  • De Haan is the more significant factor. We are in a league where steady second/third pair defensemen make $3-4 million even on deals signed as RFAs. There’s been no word on the framework of de Haan negotiations, but this contract will take him into unrestricted free agency, so any year in his deal beyond this coming season should be seen in that context.
  • Williams is coming off a two-year contract that averaged $3.25 million annually, and that’s after a four-year deal with the Kings that averaged $3.825. So don’t pencil him in for anything higher than $4 million, and likely less.

Combine those, and you’re basically eating up the remaining cap space. However, there are caveats:

Between Pelech, de Haan and a hypothetical Wiliams addition, we’re already going one over the 23-man roster. So if you add Williams, take away forward from the above list — but it’s probably Alan Quine or Shane Prince, players making under $1 million. (And if you add Mathew Barzal and/or Josh Ho-Sang here, you’re replacing them with ~$1 million cap hits.)

Roster Scenarios

So now it’s time to project the opening roster. If you go only by the above cap pieces, you might have (please don’t read into the lines themselves):

Lee - Tavares - Eberle
Bailey - Nelson - Ladd
Prince/Beauvillier - Quine - Chimera
Kulemin - Cizikas - Clutterbuck

or if you swap ELCs and/or demote Quine/Prince, you might have:

Lee - Tavares - Eberle
Bailey - Barzal - Ho-Sang
Chimera - Beauvillier/Nelson - Ladd
Kulemin - Cizikas - Clutterbuck

Add Williams where you like to the above, and demote either an ELC (Beauvillier, Ho-Sang, Barzal) and/or a Quine/Prince.

For reference, those ELC forwards are still waiver-exempt, but Quine and Prince are not. That shouldn’t matter much, but the Isles have a history of starting their season without exposing the previous season’s regulars to waivers, and waiting for injuries to allow callups.

But then there’s the blueline: Ryan Pulock is no longer waiver exempt, so count him on the 23-man roster. Pelech and Mayfield, too, have lost their waiver exemption.

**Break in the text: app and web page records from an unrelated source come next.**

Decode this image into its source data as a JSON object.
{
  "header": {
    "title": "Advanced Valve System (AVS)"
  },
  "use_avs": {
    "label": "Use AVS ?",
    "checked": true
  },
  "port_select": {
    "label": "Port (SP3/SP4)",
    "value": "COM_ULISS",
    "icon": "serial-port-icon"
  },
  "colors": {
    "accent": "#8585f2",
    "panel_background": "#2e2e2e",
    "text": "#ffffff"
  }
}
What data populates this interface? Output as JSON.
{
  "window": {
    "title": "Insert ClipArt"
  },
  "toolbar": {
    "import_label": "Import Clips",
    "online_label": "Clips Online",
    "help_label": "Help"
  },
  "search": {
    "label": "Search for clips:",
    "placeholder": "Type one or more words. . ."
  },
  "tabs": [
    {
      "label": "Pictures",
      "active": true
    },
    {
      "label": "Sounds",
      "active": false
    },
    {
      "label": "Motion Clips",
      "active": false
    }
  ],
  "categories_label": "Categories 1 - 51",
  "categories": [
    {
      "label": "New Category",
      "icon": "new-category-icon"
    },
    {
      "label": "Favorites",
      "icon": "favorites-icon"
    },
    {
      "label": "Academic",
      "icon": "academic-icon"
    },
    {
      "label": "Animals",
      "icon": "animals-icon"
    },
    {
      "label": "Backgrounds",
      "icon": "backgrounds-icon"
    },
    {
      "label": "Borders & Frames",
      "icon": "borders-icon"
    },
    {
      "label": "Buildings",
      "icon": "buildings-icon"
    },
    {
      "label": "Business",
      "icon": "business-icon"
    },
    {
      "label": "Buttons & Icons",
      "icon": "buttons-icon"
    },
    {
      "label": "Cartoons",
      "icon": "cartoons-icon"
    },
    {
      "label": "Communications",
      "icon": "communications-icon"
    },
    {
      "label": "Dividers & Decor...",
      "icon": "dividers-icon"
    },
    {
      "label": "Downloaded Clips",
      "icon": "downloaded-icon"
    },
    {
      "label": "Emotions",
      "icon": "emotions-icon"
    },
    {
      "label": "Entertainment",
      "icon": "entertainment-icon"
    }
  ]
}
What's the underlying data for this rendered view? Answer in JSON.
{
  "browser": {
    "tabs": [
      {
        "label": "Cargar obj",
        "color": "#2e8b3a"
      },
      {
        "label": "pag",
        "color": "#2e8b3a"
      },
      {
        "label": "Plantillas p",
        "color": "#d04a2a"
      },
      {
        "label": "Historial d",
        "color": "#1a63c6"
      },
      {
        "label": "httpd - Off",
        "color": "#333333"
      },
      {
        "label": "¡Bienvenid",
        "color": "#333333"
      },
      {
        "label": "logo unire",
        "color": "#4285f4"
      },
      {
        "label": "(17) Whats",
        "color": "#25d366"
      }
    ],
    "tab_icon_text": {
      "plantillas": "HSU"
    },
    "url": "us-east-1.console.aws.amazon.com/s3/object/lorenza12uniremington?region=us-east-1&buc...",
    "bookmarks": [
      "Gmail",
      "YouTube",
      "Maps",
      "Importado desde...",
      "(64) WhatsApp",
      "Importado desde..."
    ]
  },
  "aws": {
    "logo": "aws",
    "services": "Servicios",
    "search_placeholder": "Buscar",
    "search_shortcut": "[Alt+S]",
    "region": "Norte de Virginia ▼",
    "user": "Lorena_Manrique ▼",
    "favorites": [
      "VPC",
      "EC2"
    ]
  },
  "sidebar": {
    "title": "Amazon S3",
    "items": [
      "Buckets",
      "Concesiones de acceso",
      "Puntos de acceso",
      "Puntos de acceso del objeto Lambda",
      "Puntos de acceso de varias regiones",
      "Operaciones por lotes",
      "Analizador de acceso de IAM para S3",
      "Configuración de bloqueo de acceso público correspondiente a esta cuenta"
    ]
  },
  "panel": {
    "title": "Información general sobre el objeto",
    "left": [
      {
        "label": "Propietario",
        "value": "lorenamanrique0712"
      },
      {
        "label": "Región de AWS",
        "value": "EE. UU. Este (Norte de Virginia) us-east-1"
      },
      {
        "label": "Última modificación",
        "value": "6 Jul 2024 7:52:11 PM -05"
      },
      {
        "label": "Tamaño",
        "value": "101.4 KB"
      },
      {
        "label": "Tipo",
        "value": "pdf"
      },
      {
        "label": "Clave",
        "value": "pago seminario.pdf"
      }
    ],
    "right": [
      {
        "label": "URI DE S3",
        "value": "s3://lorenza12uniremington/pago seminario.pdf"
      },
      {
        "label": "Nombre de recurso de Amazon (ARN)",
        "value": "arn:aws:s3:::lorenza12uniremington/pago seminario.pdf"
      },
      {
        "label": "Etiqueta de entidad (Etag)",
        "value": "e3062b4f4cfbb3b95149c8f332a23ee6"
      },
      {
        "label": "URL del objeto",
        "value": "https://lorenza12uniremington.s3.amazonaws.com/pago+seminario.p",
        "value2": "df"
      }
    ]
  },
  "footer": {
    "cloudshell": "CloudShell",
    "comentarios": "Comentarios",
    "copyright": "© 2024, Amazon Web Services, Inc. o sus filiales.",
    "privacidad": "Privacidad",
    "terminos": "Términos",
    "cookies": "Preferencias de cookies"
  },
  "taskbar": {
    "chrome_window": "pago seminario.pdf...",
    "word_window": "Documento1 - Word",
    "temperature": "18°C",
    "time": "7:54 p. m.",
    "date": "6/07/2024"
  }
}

Given the Isles’ history, you could see them keeping eight defensemen of Boychuk, Leddy, de Haan, Hickey, Seidenberg, Pulock, Pelech and Mayfield on the opening roster.

If they are willing to risk waivers on one of the latter two, or if a Radek Martinek/Matt Carkner/Eric Boulton-style training camp injury conveniently puts one on IR, then there is more flexibility with the many forwards.

But just by waiver status alone, the current roster expectation favors eight defensemen and 13 forwards.

Coda: All of the Marbles

In a mythical world where the Islanders both add Williams via free agency and somehow still swing a trade for Duchene, the roster/dominoes actually don’t change as much as you might expect.

Because the only salary cap way they could add both is by shedding some real non-ELC salaries, most likely from among Nelson, Bailey (trade), Chimera or Kulemin (buyout).

(This is where investing so much in the bottom half of their forward lineup hurts. Yes, it’s good to have third and fourth lines who can play; but no, it’s not sustainable to pay them veteran salaries when you already have $3-4 million salaries or greater at most other forward positions and you’re hoping to add high-end talents like Eberle and/or Duchene.)

The point is — for fantasy’s sake here — the home-run act of actually landing both Williams and Duchene would require giving up/buying out some bodies who would otherwise be part of the roster logjam.

If they could actually convince the two key parties to agree to terms, they could find the room.